Secure IoT depends on IP protection

Microchip 1As engineers explore the internet-of-things, purchasers need to ensure the security of intellectual property throughout the procurement and programming process. MicrochipDirect global sales manager, Martin Warmington, explain.

As IoT moves from small proprietary networks into mass applications in the consumer, enterprise, industrial and other markets, the potential reward for attackers is also increasing. From a technical perspective, there are established cryptographic and non-cryptographic methods for in-field protection of IoT networks and the data that they transmit. From a purchasing perspective, however, the security strategies are less clearly defined.

If the experience of off-shore manufacturing has taught the industry anything, it is that the process of protecting IP should not start when the final product hits the streets. Counterfeiting, reverse engineering and IP theft can occur on the production line or within an insecure supply chain, making security critical throughout production.

Supplier evaluation
One of the most effective ways to protect IP is for buyers to make security a natural extension of the procurement and supplier evaluation process. The main priority is to check that the component manufacturer has complete control over the manufacturing and programming process. While there are some excellent third-party programming houses, each new link in the supply chain potentially injects additional risk. All companies involved in the supply chain should therefore have appropriate industry standard accreditations, such as those for the medical and automotive sectors, to ensure compliance for the end-product.

For MicrochipDirect, protecting customers’ code for PIC microcontrollers means that all programming is carried out in a dedicated in-house programming centre. This high level of control helps to ensure security for the code and for the microcontrollers during final assembly and programming.

Maintaining anonymity
Customer anonymity throughout programming can also make IP theft considerably harder. This starts with the customer uploading the device code as a 256kB encrypted hex file, via the company website. From here, the customers’ name is replaced by a barcode before the file is sent to the in-house programming facility. During programming, the barcode is the only means of identification, concealing the customer name and ensuring a more secure process. The customer’s name is entered back into the process only at the point when the components are ready to be despatched.

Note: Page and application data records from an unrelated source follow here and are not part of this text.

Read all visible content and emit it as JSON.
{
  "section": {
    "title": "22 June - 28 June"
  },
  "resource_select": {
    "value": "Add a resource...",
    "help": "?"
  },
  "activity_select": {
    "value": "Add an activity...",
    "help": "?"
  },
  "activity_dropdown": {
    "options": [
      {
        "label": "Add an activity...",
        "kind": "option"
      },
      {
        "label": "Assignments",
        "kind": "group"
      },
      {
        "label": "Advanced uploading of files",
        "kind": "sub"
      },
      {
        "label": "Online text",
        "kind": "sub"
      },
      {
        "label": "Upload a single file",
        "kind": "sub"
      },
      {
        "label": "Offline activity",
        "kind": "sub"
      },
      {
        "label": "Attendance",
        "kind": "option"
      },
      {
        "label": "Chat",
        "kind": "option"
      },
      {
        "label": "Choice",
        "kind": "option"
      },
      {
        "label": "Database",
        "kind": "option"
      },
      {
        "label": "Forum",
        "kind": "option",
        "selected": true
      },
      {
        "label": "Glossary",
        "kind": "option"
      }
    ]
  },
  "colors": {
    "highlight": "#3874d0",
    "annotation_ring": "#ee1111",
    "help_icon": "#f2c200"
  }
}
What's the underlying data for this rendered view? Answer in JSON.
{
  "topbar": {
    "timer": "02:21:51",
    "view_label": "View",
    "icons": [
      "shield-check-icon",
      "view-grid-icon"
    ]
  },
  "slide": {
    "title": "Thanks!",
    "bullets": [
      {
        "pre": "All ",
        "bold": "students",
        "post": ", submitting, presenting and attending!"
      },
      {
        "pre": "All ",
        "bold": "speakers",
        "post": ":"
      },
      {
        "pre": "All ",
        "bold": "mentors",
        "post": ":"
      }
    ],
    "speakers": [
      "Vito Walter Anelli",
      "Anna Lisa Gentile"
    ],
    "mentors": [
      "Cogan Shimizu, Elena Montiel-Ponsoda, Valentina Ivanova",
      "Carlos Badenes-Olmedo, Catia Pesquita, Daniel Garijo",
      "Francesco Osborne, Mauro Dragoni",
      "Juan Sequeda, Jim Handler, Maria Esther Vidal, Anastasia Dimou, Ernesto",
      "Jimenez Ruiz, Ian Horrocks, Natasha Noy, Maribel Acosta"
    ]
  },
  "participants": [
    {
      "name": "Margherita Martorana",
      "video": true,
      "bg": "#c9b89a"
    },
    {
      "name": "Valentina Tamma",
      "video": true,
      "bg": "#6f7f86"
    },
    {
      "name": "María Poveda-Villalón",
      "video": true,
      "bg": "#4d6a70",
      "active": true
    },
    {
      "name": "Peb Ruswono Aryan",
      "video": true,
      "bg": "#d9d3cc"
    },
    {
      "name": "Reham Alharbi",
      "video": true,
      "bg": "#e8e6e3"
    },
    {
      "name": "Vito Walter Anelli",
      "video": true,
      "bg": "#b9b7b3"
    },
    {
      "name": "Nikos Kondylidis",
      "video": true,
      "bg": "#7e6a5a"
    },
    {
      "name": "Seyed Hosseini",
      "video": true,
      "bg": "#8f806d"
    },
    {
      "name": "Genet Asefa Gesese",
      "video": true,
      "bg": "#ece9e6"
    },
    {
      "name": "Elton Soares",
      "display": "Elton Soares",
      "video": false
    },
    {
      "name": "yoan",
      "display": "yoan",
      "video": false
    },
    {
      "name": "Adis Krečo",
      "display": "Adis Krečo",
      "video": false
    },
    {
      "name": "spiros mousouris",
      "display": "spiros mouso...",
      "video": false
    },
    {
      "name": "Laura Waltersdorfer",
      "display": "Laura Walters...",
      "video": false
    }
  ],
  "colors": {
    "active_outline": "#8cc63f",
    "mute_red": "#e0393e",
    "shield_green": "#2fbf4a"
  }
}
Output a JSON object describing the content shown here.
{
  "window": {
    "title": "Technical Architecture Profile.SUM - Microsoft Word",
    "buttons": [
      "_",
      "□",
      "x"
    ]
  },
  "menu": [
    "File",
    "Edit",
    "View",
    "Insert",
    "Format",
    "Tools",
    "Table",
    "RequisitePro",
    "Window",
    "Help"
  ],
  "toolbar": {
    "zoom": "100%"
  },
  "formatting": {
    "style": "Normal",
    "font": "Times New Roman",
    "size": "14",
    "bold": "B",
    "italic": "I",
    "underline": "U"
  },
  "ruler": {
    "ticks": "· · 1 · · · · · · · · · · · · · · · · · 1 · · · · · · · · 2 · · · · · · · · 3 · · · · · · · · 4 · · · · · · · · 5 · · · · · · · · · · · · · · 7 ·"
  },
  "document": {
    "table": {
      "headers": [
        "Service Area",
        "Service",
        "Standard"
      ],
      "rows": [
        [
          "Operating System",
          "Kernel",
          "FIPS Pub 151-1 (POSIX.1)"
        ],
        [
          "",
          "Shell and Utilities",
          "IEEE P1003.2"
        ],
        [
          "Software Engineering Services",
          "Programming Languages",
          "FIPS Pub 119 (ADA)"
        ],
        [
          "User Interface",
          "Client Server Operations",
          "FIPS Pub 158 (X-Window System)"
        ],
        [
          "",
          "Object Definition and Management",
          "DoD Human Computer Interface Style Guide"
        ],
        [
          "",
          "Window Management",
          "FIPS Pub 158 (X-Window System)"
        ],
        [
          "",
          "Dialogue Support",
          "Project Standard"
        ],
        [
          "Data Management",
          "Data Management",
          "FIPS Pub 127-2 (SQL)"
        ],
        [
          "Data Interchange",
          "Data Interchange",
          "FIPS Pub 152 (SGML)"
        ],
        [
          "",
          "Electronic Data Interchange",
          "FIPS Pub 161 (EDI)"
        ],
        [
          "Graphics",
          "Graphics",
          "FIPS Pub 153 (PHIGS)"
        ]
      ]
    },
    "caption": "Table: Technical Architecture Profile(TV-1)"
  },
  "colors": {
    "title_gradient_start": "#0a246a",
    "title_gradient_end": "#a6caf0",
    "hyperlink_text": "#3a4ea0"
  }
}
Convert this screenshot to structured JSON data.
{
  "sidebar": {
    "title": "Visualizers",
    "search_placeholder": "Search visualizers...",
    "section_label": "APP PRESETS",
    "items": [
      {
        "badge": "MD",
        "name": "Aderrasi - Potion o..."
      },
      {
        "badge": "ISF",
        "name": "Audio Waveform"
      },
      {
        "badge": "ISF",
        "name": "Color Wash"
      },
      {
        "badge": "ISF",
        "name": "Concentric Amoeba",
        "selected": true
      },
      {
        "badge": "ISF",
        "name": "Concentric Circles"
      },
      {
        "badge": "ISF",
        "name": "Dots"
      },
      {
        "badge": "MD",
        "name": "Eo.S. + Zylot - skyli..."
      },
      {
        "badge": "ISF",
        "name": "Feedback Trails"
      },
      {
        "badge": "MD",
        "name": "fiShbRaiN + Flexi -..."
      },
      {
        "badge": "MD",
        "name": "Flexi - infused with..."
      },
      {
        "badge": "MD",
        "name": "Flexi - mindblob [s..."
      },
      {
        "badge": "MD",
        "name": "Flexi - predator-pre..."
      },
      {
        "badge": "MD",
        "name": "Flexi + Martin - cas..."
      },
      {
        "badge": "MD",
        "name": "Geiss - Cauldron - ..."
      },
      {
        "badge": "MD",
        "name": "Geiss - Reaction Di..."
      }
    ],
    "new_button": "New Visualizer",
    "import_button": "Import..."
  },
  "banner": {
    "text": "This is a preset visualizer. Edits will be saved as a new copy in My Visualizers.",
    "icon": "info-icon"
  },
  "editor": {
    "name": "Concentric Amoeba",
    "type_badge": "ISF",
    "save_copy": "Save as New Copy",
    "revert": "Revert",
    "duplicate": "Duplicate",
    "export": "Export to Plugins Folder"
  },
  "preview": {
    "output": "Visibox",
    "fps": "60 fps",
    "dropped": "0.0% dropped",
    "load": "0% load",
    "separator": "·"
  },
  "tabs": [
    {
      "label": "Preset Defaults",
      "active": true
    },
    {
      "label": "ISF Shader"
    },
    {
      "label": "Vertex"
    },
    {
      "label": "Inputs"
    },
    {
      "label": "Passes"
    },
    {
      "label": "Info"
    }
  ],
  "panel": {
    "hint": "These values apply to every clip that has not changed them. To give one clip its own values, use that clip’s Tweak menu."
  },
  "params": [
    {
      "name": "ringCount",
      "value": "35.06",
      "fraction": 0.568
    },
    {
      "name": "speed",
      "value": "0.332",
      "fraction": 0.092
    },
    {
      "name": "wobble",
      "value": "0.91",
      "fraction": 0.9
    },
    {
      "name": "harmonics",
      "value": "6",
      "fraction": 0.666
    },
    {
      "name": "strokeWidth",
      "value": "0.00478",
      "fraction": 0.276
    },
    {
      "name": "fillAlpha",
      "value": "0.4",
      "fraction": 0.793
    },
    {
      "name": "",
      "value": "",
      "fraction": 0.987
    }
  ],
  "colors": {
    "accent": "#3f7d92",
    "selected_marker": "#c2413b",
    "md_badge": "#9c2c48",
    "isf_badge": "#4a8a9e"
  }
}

Some customers take anonymity a stage further by removing or replacing the Microchip markings on the device itself. Rather than using the Microchip logo and other identifying marks, the component is anonymised with custom markings, making it unidentifiable as an original Microchip component. This helps to prevent IP theft through reverse engineering of the end-product. For added protection, these custom markings always include a date and trace code. Primarily used by volume customers, this service can be accessed via Microchip’s distribution network as well as through the MicrochipDirect website.

A custom finish
While some customers want anonymity for the components used in their end-products, others prefer custom branding. This can include adding customer labels to components during the finishing process, which not only effectively camouflages the original source of the device, but can also help original equipment manufacturers to enhance the brand value of their end-products.

Finally, programming components at the end of the production process offers further procurement advantages. By purchasing a microcontroller ex-stock from MicrochipDirect and adding programming as part of the order, the only lead time is that required for the parts to be programmed. This eliminates any additional lead time incurred while the device is being manufactured and allows devices to be labelled as per customer specifications. Programming can be applied to all parts on a purchase order, or for a smaller batch of parts within a larger order.

IP and IoT
Although estimates vary, there seems to be a consensus that the current growth in IoT applications will develop into a multi-billion-dollar industry over the next five years. Securing the IP for IoT end-products will require the combined efforts of component manufacturers, as well as OEM design and procurement teams, to prevent IoT opportunity from transforming into an IoT threat.